__Assignment__.
Go through the records and tally the lines that include the word "this". The answer is that total alone.

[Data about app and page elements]
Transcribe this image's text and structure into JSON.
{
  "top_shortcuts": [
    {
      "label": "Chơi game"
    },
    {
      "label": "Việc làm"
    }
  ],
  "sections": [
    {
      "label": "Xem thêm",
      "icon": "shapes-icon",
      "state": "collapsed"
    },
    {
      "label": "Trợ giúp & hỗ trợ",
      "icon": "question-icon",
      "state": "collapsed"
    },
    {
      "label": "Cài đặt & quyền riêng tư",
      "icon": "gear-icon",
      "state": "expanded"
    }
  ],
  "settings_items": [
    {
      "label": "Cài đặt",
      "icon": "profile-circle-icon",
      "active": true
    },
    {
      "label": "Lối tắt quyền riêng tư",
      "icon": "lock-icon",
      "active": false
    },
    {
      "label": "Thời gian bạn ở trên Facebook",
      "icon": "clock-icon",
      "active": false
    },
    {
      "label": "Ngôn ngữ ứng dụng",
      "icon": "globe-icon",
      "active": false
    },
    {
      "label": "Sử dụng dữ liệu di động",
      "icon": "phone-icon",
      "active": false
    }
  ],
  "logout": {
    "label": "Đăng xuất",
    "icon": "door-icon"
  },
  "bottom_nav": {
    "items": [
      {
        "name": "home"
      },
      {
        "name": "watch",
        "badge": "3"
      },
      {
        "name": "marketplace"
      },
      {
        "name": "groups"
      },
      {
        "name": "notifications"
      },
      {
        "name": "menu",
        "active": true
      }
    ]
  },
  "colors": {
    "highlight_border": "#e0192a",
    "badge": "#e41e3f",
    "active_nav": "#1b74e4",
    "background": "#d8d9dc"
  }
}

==

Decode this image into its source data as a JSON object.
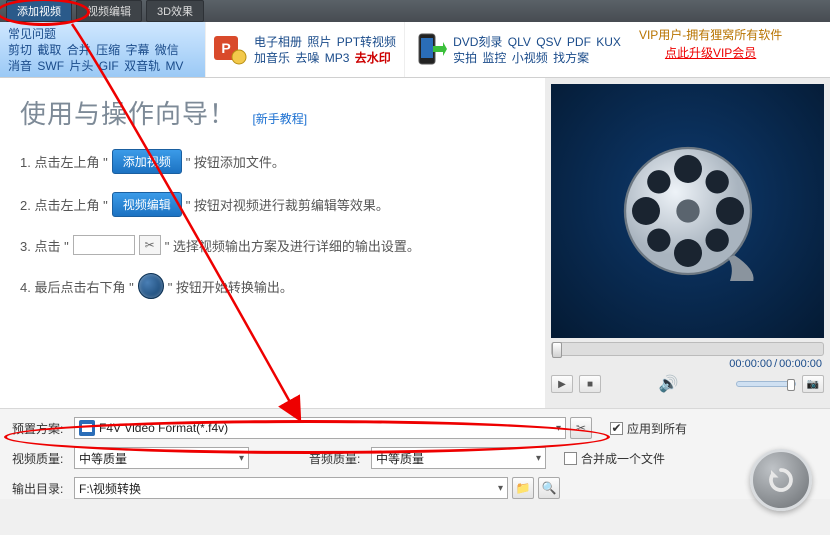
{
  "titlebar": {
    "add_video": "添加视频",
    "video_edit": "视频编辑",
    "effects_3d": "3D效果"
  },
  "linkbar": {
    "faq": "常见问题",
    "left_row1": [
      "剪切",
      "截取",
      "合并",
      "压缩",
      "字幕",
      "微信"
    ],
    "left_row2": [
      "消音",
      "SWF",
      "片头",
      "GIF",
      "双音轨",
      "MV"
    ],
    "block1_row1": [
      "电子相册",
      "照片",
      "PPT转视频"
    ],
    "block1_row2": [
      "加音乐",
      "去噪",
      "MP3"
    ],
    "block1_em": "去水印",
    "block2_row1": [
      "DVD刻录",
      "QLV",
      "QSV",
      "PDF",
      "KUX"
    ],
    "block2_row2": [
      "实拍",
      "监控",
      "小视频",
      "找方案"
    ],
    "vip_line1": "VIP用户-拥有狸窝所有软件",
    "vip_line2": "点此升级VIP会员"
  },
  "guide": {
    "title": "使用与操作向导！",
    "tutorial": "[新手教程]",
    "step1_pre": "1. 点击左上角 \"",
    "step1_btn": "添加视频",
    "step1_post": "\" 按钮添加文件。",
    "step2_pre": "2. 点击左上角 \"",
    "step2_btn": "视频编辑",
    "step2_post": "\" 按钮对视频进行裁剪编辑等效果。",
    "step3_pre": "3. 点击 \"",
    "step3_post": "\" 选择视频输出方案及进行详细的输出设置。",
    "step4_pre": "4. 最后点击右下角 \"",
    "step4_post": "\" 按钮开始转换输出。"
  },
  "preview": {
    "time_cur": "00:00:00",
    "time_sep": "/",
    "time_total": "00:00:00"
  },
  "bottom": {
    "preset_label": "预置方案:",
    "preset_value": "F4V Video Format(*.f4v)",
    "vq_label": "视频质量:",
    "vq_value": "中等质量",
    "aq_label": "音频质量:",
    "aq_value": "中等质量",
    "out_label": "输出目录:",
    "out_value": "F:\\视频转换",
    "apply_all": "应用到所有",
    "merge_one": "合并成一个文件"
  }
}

__Task answer__.
2